This Bible study method was introduced by the African Delegation to the Lambeth Conference of the Anglican Church. It is known by both names: "Lambeth" and "African." This method is derived from the practice of Lectio Divina. The entire process should take about 30 minutes.
Question #5: "Briefly identify where this passage touches their life today," can change based upon the lesson. Find lesson oriented questions at this website: http://www.dcdiocese.org/word-working-second-question
Opening Prayer: O Blessed Lord, who caused all Holy Scripture to be written for our learning. Grant us so to hear them, read, mark, learn, and inwardly digest them that we may embrace and hold fast the blessed hope of everlasting life, which you have given us in our savior Jesus Christ. Amen.
1. One person reads passage. This person then invites a member of the group to begin the process.
2. Each person briefly identifies the word or phrase that catches their attention then invites another person to share.

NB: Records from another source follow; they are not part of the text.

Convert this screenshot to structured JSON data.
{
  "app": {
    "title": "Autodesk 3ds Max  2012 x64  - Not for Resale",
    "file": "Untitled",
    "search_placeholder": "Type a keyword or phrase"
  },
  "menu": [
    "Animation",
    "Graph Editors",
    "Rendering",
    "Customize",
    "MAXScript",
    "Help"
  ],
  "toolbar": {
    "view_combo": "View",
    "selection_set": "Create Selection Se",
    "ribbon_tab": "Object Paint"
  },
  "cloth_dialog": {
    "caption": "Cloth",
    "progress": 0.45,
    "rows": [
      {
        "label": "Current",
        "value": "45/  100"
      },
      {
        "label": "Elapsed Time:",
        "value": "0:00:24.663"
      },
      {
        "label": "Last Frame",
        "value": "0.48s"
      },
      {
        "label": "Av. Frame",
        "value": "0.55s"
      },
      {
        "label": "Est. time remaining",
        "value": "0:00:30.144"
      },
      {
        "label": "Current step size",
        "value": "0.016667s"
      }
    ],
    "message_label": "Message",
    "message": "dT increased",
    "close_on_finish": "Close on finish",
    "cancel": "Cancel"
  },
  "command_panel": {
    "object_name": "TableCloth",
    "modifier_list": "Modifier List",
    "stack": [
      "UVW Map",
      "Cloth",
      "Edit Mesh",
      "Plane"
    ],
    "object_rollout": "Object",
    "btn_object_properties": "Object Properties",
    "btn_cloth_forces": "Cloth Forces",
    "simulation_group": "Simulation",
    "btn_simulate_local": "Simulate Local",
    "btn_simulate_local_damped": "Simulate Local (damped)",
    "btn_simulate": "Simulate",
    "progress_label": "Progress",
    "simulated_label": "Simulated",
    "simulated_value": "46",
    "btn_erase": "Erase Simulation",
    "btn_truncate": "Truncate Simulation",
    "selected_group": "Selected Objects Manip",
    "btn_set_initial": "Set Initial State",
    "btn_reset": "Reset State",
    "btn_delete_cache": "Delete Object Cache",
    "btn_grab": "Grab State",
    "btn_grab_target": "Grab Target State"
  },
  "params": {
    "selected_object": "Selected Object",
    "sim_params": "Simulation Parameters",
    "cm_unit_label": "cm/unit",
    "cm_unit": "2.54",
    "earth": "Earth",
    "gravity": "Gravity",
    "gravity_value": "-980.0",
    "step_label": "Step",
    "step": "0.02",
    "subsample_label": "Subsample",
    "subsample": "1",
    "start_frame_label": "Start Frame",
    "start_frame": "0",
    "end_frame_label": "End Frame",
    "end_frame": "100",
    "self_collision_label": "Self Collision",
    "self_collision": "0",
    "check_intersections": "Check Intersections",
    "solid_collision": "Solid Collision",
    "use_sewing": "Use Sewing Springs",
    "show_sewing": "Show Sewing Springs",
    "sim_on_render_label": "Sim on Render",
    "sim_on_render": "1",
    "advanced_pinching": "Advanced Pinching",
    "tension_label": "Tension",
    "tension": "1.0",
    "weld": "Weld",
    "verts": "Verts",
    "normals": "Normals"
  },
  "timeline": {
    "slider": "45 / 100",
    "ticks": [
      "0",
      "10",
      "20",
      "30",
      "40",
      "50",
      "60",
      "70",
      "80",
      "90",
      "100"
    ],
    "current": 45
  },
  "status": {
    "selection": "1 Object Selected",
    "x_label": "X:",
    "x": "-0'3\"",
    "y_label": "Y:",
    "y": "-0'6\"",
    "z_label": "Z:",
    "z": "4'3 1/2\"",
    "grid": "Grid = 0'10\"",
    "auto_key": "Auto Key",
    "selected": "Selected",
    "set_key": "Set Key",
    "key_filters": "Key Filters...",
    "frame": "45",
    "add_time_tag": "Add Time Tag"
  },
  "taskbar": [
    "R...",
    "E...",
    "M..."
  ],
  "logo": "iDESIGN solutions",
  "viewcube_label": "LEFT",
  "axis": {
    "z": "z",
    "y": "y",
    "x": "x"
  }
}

3. Each shares the word or phrase until all have shared or passed using the same invitation method.
4. The passage is read a second time, preferably from a different translation. The reader then invites a person in the group to begin the process.
5. Each person briefly identifies where this passage touches their life today, and then invites someone who has not shared yet.
6. The passage is read a third time, also from another translation, and the reader invites a person to start the process.
7. Each person responds to the questions, "What does God want me to do, to be or to change?"
8. The group stands up in a circle and holds hands. One person initiates the prayer “I thank God today for …” and “I ask God today for…” The prayer goes around the circle by squeezing the hand to your right.
9. When the circle is fulfilled, the person who initiated the prayer starts the Lord’s Prayer, “Our father…”